Two of the most common co-occurring conditions in individuals with autism are mental ill-health and learning disability.
People with autism are at higher risk of experiencing mental health conditions compared to the general population – this is backed by several studies, including ‘Prevalence of co-occurring mental health diagnoses in the autism population: a systematic review and meta-analysis‘, published in the Lancet. This can be due to the additional stress and challenges they face navigating a world that may not always be accommodating or understanding of their needs. Some of the most common mental health conditions that co-occur with autism include:
- Anxiety Disorders: Many people with autism experience significant anxiety. This can be generalized anxiety about a wide range of things, or more specific anxieties, such as social anxiety or phobias.
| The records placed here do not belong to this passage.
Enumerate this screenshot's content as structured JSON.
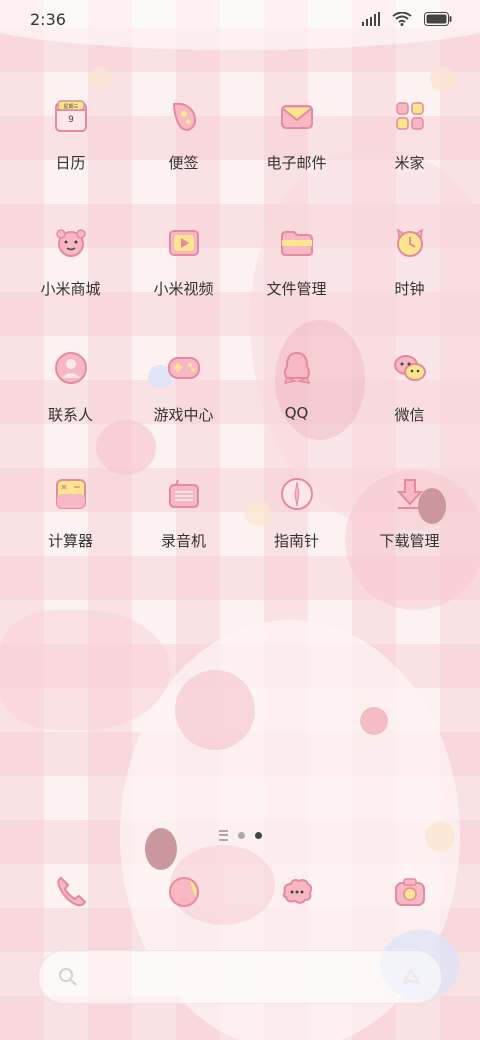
{
  "status_bar": {
    "time": "2:36"
  },
  "calendar_badge": {
    "weekday": "星期三",
    "day": "9"
  },
  "apps": [
    {
      "id": "calendar",
      "label": "日历",
      "icon": "calendar-icon"
    },
    {
      "id": "notes",
      "label": "便签",
      "icon": "notes-icon"
    },
    {
      "id": "email",
      "label": "电子邮件",
      "icon": "email-icon"
    },
    {
      "id": "mijia",
      "label": "米家",
      "icon": "mijia-icon"
    },
    {
      "id": "mall",
      "label": "小米商城",
      "icon": "mall-icon"
    },
    {
      "id": "video",
      "label": "小米视频",
      "icon": "video-icon"
    },
    {
      "id": "files",
      "label": "文件管理",
      "icon": "folder-icon"
    },
    {
      "id": "clock",
      "label": "时钟",
      "icon": "alarm-clock-icon"
    },
    {
      "id": "contacts",
      "label": "联系人",
      "icon": "contacts-icon"
    },
    {
      "id": "games",
      "label": "游戏中心",
      "icon": "gamepad-icon"
    },
    {
      "id": "qq",
      "label": "QQ",
      "icon": "qq-icon"
    },
    {
      "id": "wechat",
      "label": "微信",
      "icon": "wechat-icon"
    },
    {
      "id": "calculator",
      "label": "计算器",
      "icon": "calculator-icon"
    },
    {
      "id": "recorder",
      "label": "录音机",
      "icon": "recorder-icon"
    },
    {
      "id": "compass",
      "label": "指南针",
      "icon": "compass-icon"
    },
    {
      "id": "downloads",
      "label": "下载管理",
      "icon": "download-icon"
    }
  ],
  "dock": [
    {
      "id": "phone",
      "icon": "phone-icon"
    },
    {
      "id": "browser",
      "icon": "browser-icon"
    },
    {
      "id": "messages",
      "icon": "messages-icon"
    },
    {
      "id": "camera",
      "icon": "camera-icon"
    }
  ],
  "page_indicator": {
    "pages": 2,
    "active": 2
  },
  "colors": {
    "icon_pink": "#f4a9b8",
    "icon_yellow": "#fbe58d",
    "outline": "#e58aa0"
  }
}
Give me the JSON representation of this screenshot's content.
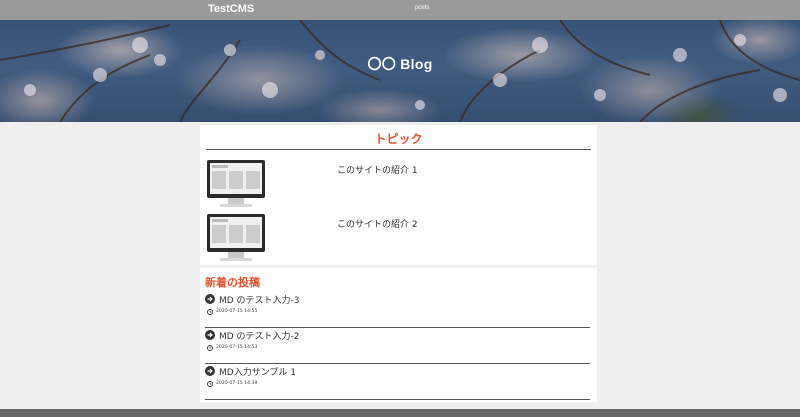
{
  "header": {
    "brand": "TestCMS",
    "nav_link": "posts"
  },
  "hero": {
    "title": "〇〇 Blog"
  },
  "topic": {
    "title": "トピック",
    "items": [
      {
        "label": "このサイトの紹介 1"
      },
      {
        "label": "このサイトの紹介 2"
      }
    ]
  },
  "recent": {
    "title": "新着の投稿",
    "posts": [
      {
        "title": "MD のテスト入力-3",
        "date": "2020-07-15 14:55"
      },
      {
        "title": "MD のテスト入力-2",
        "date": "2020-07-15 14:53"
      },
      {
        "title": "MD入力サンプル 1",
        "date": "2020-07-15 14:39"
      }
    ]
  },
  "colors": {
    "accent": "#e8532d",
    "topbar": "#9a9a9a",
    "footer": "#666666"
  }
}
The rigid thinking and difficulty with change and unpredictability that often accompany autism can contribute to feelings of anxiety.
- Depression: Depression is also common among individuals with autism, particularly adolescents and adults. Feelings of isolation, struggles with social interactions, and experiences of bullying or social rejection can contribute to the development of depression.
- Obsessive-Compulsive Disorder (OCD): Some people with autism may develop OCD, a disorder characterized by repetitive, intrusive thoughts (obsessions) and repetitive behaviors or rituals (compulsions). There’s some overlap between the repetitive behaviors and rituals seen in autism and those seen in OCD, which can make it challenging to diagnose.
It’s also common for individuals with autism to have co-occurring learning disabilities. A learning disability is a neurological disorder that affects the brain’s ability to receive, process, store, and respond to information. As MENCAP observes “Autism is not a learning disability, but around half of autistic people may also have a learning disability.” Some learning disabilities that may co-occur with autism include:
- Rett’s Syndrome: Around 60% of females with Rett’s Syndrome also have autism
- Cohen’s syndrome: Around 55% of individuals with Cohen’s Syndrome also have autism
- Cornelia de Lange syndrome: Around 40% of individuals with Cornelia de Lange syndrome also have autism
- Fragile X Syndrome: Around 30% of individuals with Fragile X also have autism.
- Down’s Syndrome: Around 15% of individuals with Down’s Syndrome also have autism.
As you can see, the prevalence rates of autism in individuals with these learning disabilities is much higher than the 1% prevalence of autism in the population of the UK as a whole.
Remember, not everyone with autism will have a co-occurring mental health condition or learning disability. However, these conditions are more common among individuals with autism than in the general population. Recognizing and addressing these co-occurring conditions can greatly improve the quality of life for individuals with autism.